The next card is a player who is in the 40-50 range, which is even narrower of a scope. We are talking mostly linebackers, with some lineman mixed in. Unlike the receiver bunch, there are practically ZERO players that should have a place in this marathon.
The last card in the leg is a player in the 20-30 range, which has been a running back both times. This is the area they should START to look for their main cards, with a lot of players occupying this space, but having the smallest part of the marathon due to the pattern listed so far. Also, because of this, it means every single one of these players needs to be a home run, and Demarco Murray is definitely NOT that.
With most of the QBs, faces of the league and top guys being in the 25 range and below, all of a sudden, the conundrum is real. You cant have a limited set based on jersey number in football without ripping out the most important players on the field. I think this fact is slowly sinking in, and hopefully is corrected as the rest of the set plays out.
On the Bunt side, we have seen Limited used as what I am labeling as “just another marathon” with a level of player quality I just dont get. There were a few players released this year that I hadnt even heard of, and that’s a problem for a set as premium as Limited is in Bunt.
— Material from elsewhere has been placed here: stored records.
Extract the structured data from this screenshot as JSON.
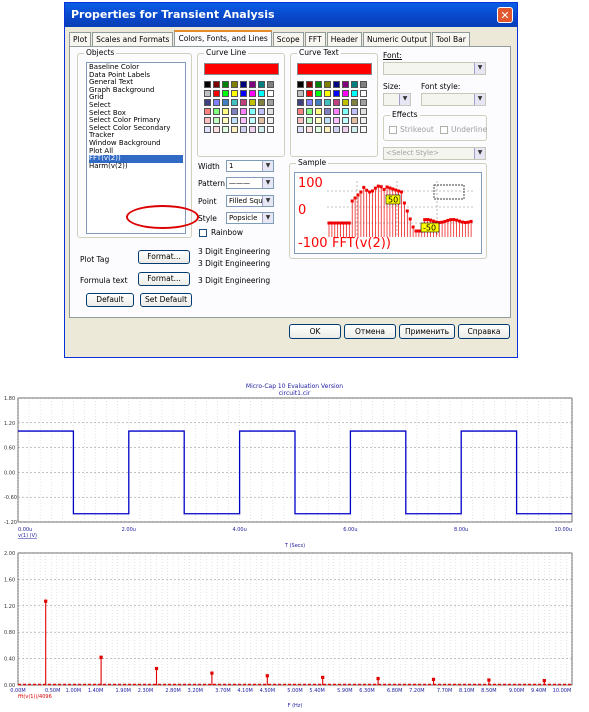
{
  "dialog": {
    "title": "Properties for Transient Analysis",
    "close_glyph": "✕",
    "tabs": [
      "Plot",
      "Scales and Formats",
      "Colors, Fonts, and Lines",
      "Scope",
      "FFT",
      "Header",
      "Numeric Output",
      "Tool Bar"
    ],
    "active_tab": "Colors, Fonts, and Lines",
    "objects": {
      "label": "Objects",
      "items": [
        "Baseline Color",
        "Data Point Labels",
        "General Text",
        "Graph Background",
        "Grid",
        "Select",
        "Select Box",
        "Select Color Primary",
        "Select Color Secondary",
        "Tracker",
        "Window Background",
        "Plot All",
        "FFT(v(2))",
        "Harm(v(2))"
      ],
      "selected": "FFT(v(2))"
    },
    "curve_line": {
      "label": "Curve Line",
      "color": "#FF0000",
      "width_label": "Width",
      "width_value": "1",
      "pattern_label": "Pattern",
      "pattern_value": "———",
      "point_label": "Point",
      "point_value": "Filled Squa",
      "style_label": "Style",
      "style_value": "Popsicle",
      "rainbow_label": "Rainbow"
    },
    "curve_text": {
      "label": "Curve Text",
      "color": "#FF0000"
    },
    "font": {
      "font_label": "Font:",
      "size_label": "Size:",
      "style_label": "Font style:",
      "effects_label": "Effects",
      "strikeout_label": "Strikeout",
      "underline_label": "Underline",
      "select_style": "<Select Style>"
    },
    "sample": {
      "label": "Sample",
      "top_value": "100",
      "mid_value": "0",
      "bottom_value": "-100",
      "curve_name": "FFT(v(2))",
      "box_50": "50",
      "box_neg50": "-50"
    },
    "plot_tag": {
      "label": "Plot Tag",
      "button": "Format...",
      "value": "3 Digit Engineering"
    },
    "formula_text": {
      "label": "Formula text",
      "button": "Format...",
      "value": "3 Digit Engineering"
    },
    "extra_value": "3 Digit Engineering",
    "default_button": "Default",
    "set_default_button": "Set Default",
    "ok_button": "OK",
    "cancel_button": "Отмена",
    "apply_button": "Применить",
    "help_button": "Справка"
  },
  "plot": {
    "title": "Micro-Cap 10 Evaluation Version",
    "subtitle": "circuit1.cir",
    "top": {
      "y_ticks": [
        "1.80",
        "1.20",
        "0.60",
        "0.00",
        "-0.60",
        "-1.20"
      ],
      "x_ticks": [
        "0.00u",
        "2.00u",
        "4.00u",
        "6.00u",
        "8.00u",
        "10.00u"
      ],
      "trace_label": "v(1) (V)",
      "xlabel": "T (Secs)",
      "trace_color": "#0000C8"
    },
    "bottom": {
      "y_ticks": [
        "2.00",
        "1.60",
        "1.20",
        "0.80",
        "0.40",
        "0.00"
      ],
      "x_ticks": [
        "0.00M",
        "0.50M",
        "1.00M",
        "1.40M",
        "1.90M",
        "2.30M",
        "2.80M",
        "3.20M",
        "3.70M",
        "4.10M",
        "4.50M",
        "5.00M",
        "5.40M",
        "5.90M",
        "6.30M",
        "6.80M",
        "7.20M",
        "7.70M",
        "8.10M",
        "8.50M",
        "9.00M",
        "9.40M",
        "10.00M"
      ],
      "trace_label": "fft(v(1))/4096",
      "xlabel": "F (Hz)",
      "trace_color": "#E00000"
    }
  },
  "chart_data": [
    {
      "type": "line",
      "title": "Micro-Cap 10 Evaluation Version",
      "xlabel": "T (Secs)",
      "ylabel": "",
      "xlim": [
        0,
        10
      ],
      "ylim": [
        -1.2,
        1.8
      ],
      "series": [
        {
          "name": "v(1) (V)",
          "x_unit": "us",
          "x": [
            0,
            0,
            1,
            1,
            2,
            2,
            3,
            3,
            4,
            4,
            5,
            5,
            6,
            6,
            7,
            7,
            8,
            8,
            9,
            9,
            10
          ],
          "y": [
            1,
            1,
            1,
            -1,
            -1,
            1,
            1,
            -1,
            -1,
            1,
            1,
            -1,
            -1,
            1,
            1,
            -1,
            -1,
            1,
            1,
            -1,
            -1
          ]
        }
      ],
      "grid": true
    },
    {
      "type": "bar",
      "title": "",
      "xlabel": "F (Hz)",
      "ylabel": "",
      "xlim": [
        0,
        10
      ],
      "ylim": [
        0,
        2
      ],
      "series": [
        {
          "name": "fft(v(1))/4096",
          "x_unit": "MHz",
          "x": [
            0.5,
            1.5,
            2.5,
            3.5,
            4.5,
            5.5,
            6.5,
            7.5,
            8.5,
            9.5
          ],
          "y": [
            1.27,
            0.42,
            0.25,
            0.18,
            0.14,
            0.115,
            0.098,
            0.085,
            0.075,
            0.067
          ]
        }
      ],
      "grid": true
    }
  ]
}
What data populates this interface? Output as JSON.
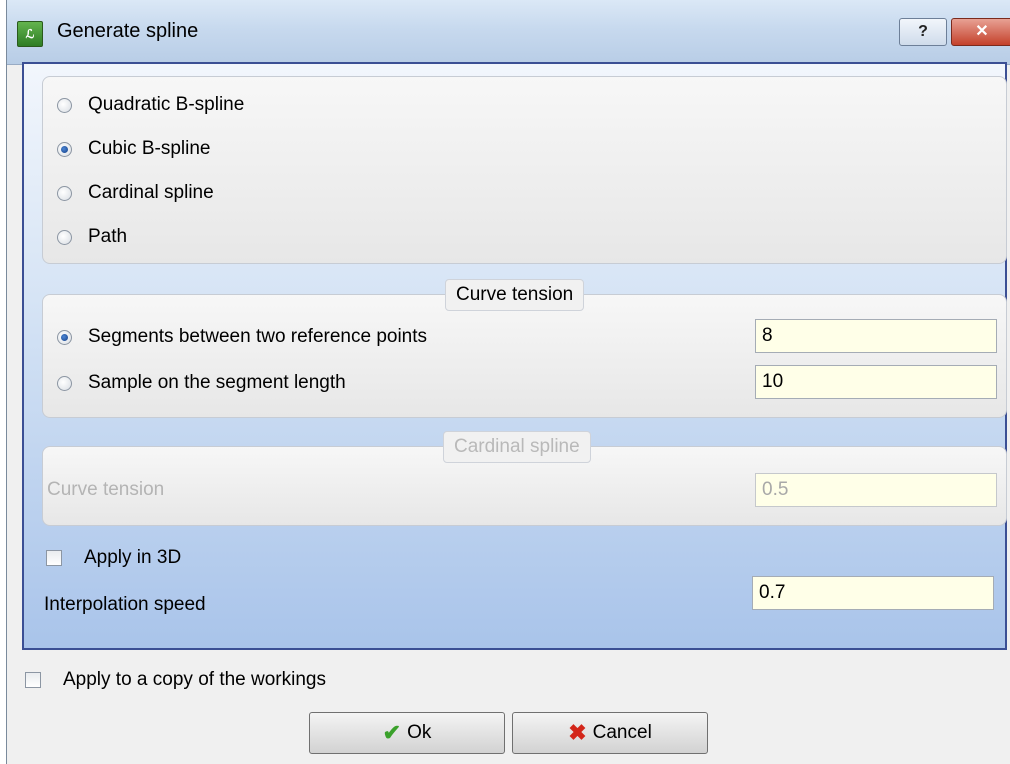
{
  "window": {
    "title": "Generate spline",
    "help_label": "?",
    "close_label": "✕"
  },
  "spline_type": {
    "options": [
      "Quadratic B-spline",
      "Cubic B-spline",
      "Cardinal spline",
      "Path"
    ],
    "selected": "Cubic B-spline"
  },
  "curve_tension": {
    "title": "Curve tension",
    "segments_label": "Segments between two reference points",
    "segments_value": "8",
    "sample_label": "Sample on the segment length",
    "sample_value": "10",
    "selected": "segments"
  },
  "cardinal_spline": {
    "title": "Cardinal spline",
    "tension_label": "Curve tension",
    "tension_value": "0.5"
  },
  "apply_3d": {
    "label": "Apply in 3D",
    "checked": false
  },
  "interpolation": {
    "label": "Interpolation speed",
    "value": "0.7"
  },
  "apply_copy": {
    "label": "Apply to a copy of the workings",
    "checked": false
  },
  "buttons": {
    "ok": "Ok",
    "cancel": "Cancel"
  }
}
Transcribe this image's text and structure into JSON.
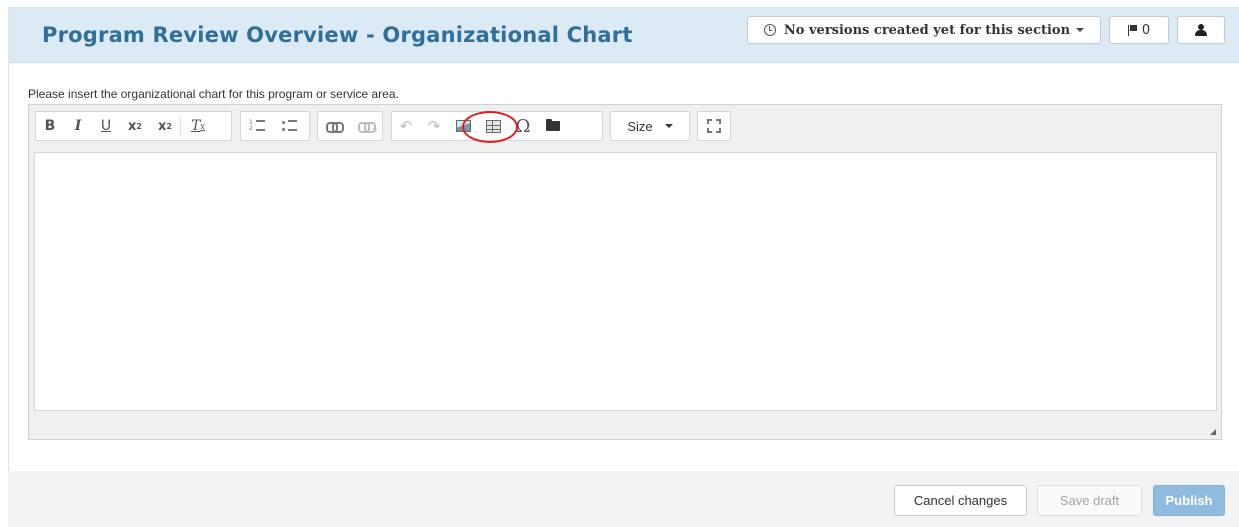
{
  "header": {
    "title": "Program Review Overview - Organizational Chart",
    "versions_label": "No versions created yet for this section",
    "flag_count": "0"
  },
  "form": {
    "instruction": "Please insert the organizational chart for this program or service area."
  },
  "toolbar": {
    "bold": "B",
    "italic": "I",
    "underline": "U",
    "subscript": "x",
    "subscript_mark": "2",
    "superscript": "x",
    "superscript_mark": "2",
    "remove_format": "T",
    "remove_format_mark": "x",
    "omega": "Ω",
    "size_label": "Size",
    "undo": "↶",
    "redo": "↷",
    "highlighted_button": "image-button"
  },
  "actions": {
    "cancel": "Cancel changes",
    "save_draft": "Save draft",
    "publish": "Publish"
  },
  "colors": {
    "header_bg": "#dceaf5",
    "title": "#2f6f99",
    "publish_bg": "#8fbcde",
    "highlight_ring": "#e0201e"
  }
}
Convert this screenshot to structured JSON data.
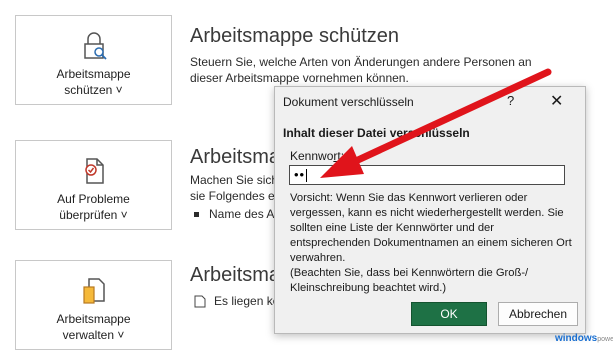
{
  "cards": [
    {
      "label_line1": "Arbeitsmappe",
      "label_line2": "schützen ˅",
      "icon": "lock-search-icon"
    },
    {
      "label_line1": "Auf Probleme",
      "label_line2": "überprüfen ˅",
      "icon": "document-check-icon"
    },
    {
      "label_line1": "Arbeitsmappe",
      "label_line2": "verwalten ˅",
      "icon": "workbook-manage-icon"
    }
  ],
  "sections": {
    "protect": {
      "title": "Arbeitsmappe schützen",
      "desc_line1": "Steuern Sie, welche Arten von Änderungen andere Personen an",
      "desc_line2": "dieser Arbeitsmappe vornehmen können."
    },
    "inspect": {
      "title": "Arbeitsmap",
      "desc_line1": "Machen Sie sich",
      "desc_line2": "sie Folgendes er",
      "bullet": "Name des A"
    },
    "manage": {
      "title": "Arbeitsmap",
      "bullet": "Es liegen kein"
    }
  },
  "dialog": {
    "title": "Dokument verschlüsseln",
    "help": "?",
    "close": "✕",
    "heading": "Inhalt dieser Datei verschlüsseln",
    "password_label_prefix": "Kennwo",
    "password_label_underlined": "r",
    "password_label_suffix": "t:",
    "password_value": "••",
    "warning": "Vorsicht: Wenn Sie das Kennwort verlieren oder vergessen, kann es nicht wiederhergestellt werden. Sie sollten eine Liste der Kennwörter und der entsprechenden Dokumentnamen an einem sicheren Ort verwahren.",
    "warning2": "(Beachten Sie, dass bei Kennwörtern die Groß-/ Kleinschreibung beachtet wird.)",
    "ok_label": "OK",
    "cancel_label": "Abbrechen"
  },
  "watermark": {
    "brand": "windows",
    "suffix": "power"
  },
  "colors": {
    "ok_button": "#1e7145",
    "arrow": "#e0141b",
    "accent": "#1a6fd0"
  }
}
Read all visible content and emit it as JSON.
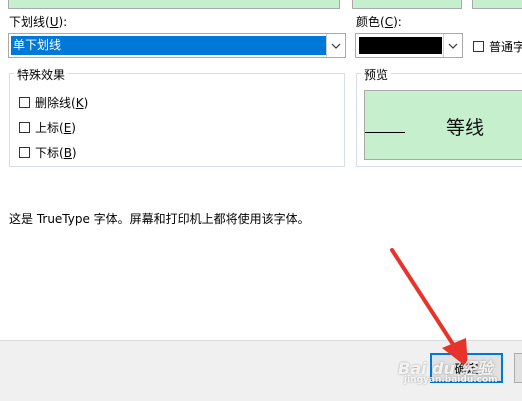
{
  "dialog": {
    "underline_label": "下划线(",
    "underline_hotkey": "U",
    "underline_label_end": "):",
    "underline_value": "单下划线",
    "color_label": "颜色(",
    "color_hotkey": "C",
    "color_label_end": "):",
    "color_value_hex": "#000000",
    "normal_font_label": "普通字",
    "effects_title": "特殊效果",
    "effects": [
      {
        "label": "删除线(",
        "hotkey": "K",
        "end": ")"
      },
      {
        "label": "上标(",
        "hotkey": "E",
        "end": ")"
      },
      {
        "label": "下标(",
        "hotkey": "B",
        "end": ")"
      }
    ],
    "preview_title": "预览",
    "preview_text": "等线",
    "preview_bg": "#c6efce",
    "info_text": "这是 TrueType 字体。屏幕和打印机上都将使用该字体。",
    "ok_button": "确定"
  },
  "overlay": {
    "watermark": "Bai du 经验",
    "watermark_url": "jingyan.baidu.com",
    "arrow_color": "#e8332a"
  }
}
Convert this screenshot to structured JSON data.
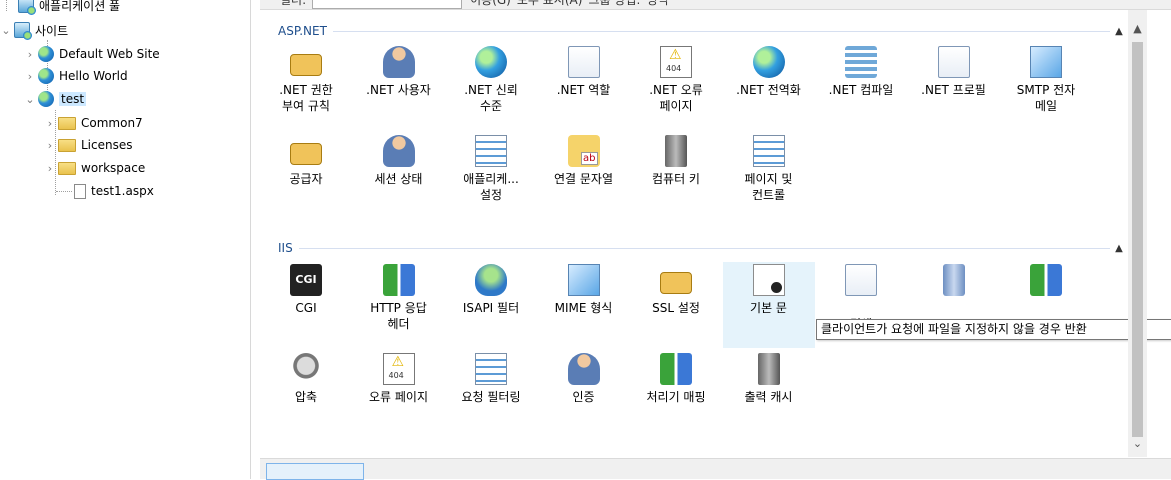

I get that the team wants to show off their roster knowledge and highlight underappreciated players in the game. My argument is that Limited Series is not the place for that to happen. This is the place where the Giancarlo Stantons of the world get their time in the sun, not Justin Bour.
Bottom line, I think the Topps Digital apps got a bit gun shy when building out a variant strategy after the last few years was almost 100% based on them to be successful. As a result, we have seen the pendulum swing almost the entire opposite direction on including parallels in a set release, and that is bad in its own right. The goal of all of our complaining was not to strip away the elements of the sets that made the apps fun. Card counts being displayed, fun variants to chase and trade for, etc. When you remove so much of that element that we are left with what we have right now, its just as bad as it was the other way.
The key is BALANCE.
The team cant use variants/parallels as a crutch, first and foremost. Thats when people get pissed. They also cant remove them completely, because some of the super premium bundles become a slot machine pull when that happens, and the apps arent fun when we are expected to gamble our hard earned money on cards with no tangible presence or functional usage.
Hopefully as both sports inch closer to the offseason, we see a strategy that can focus on bringing back the balance we all loved back in 2014 and before.